A creative writing option would be to have students write a poem in which they reclaim their own identities. This could be a pastiche poem, where students utilize the form and the repetition of “We” or “I” to create their own manifesto. An added challenge would be to require the students to incorporate gradual shift in tone that Brooks creates in “We Real Cool.”

Further Reading:

Kelsey R. Hughes is a writer and English Teacher at Lenape and Holicong Middle Schools in Bucks County, Pennsylvania. Her published and unpublished works can be found at

*reclaim: retrieve or recover (something previously lost, given, or paid); obtain the return of.

Saturday, April 7, 2018

2018 Post #24 -- Line by Line

by Allison Marchetti

There are poems that resonate deeply, and then there are poems that literally take the breath inside of us away. One such poem is “The Portrait” by Stanley Kunitz, about a mother who cannot bring herself to talk to her son about his dead father.
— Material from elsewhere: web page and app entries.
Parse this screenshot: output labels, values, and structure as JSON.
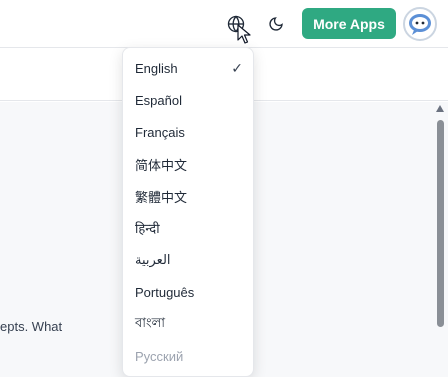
{
  "header": {
    "more_apps_label": "More Apps"
  },
  "language_menu": {
    "selected": "English",
    "items": [
      {
        "label": "English",
        "selected": true
      },
      {
        "label": "Español"
      },
      {
        "label": "Français"
      },
      {
        "label": "简体中文"
      },
      {
        "label": "繁體中文"
      },
      {
        "label": "हिन्दी"
      },
      {
        "label": "العربية"
      },
      {
        "label": "Português"
      },
      {
        "label": "বাংলা"
      },
      {
        "label": "Русский"
      }
    ],
    "check_mark": "✓"
  },
  "main": {
    "partial_text": "epts. What"
  },
  "colors": {
    "accent": "#2fa982"
  }
}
One thing that gives this poem its emotional power is the line breaks. Take, first instance, the first line:

My mother never forgave my father

The enjambed line begs the question, for what? For leaving her? Infidelity? Money problems?

The first time I ever read this poem (in high school) I could almost feel my heart stop when I came to the second line:

for killing himself.

When I first introduce my students to this poem, I let them know that it explores very emotionally sensitive material, and I give them the option to leave the room during our examination of it. Then I turn off the lights and let the poem “play,” -- that is, I run a PowerPoint into which I’ve typed up the poem, one line per slide. I put a timer on so each slide advances after 2 to 3 seconds. The poem unfolds slowly and painfully, and the surprise that originally registers on my students’ faces turns to horror.

The students are eager and shy to discuss this poem. We start with something technical -- the line breaks -- to ease our way in. What is the effect of breaking the first line after the word “father”? What is the significance of ending lines on words like “spring” and “born”? How do the line breaks in lines three through six affect the story? What else do you notice about the line breaks?

To expand this idea into a writer's workshop lesson, invite students to work in their notebooks. We write new lines or borrow old ones and play around with enjambment to create lines that shock or surprise.

Students love to type up their lines, print them, cut them up and arrange them in different ways on their desks. They use their phones to snap photos of the different stanzas and read them aloud to each other for feedback.

I love watching their faces light up and shift and change as they listen to the different versions of one another’s poems.

Further Reading:

Allison Marchetti is coauthor—with Rebekah O'Dell—of Writing with Mentors and Beyond Literary Analysis. Their popular blog Moving Writers focuses on writing instruction in middle and high school classrooms with an emphasis on voice and authenticity.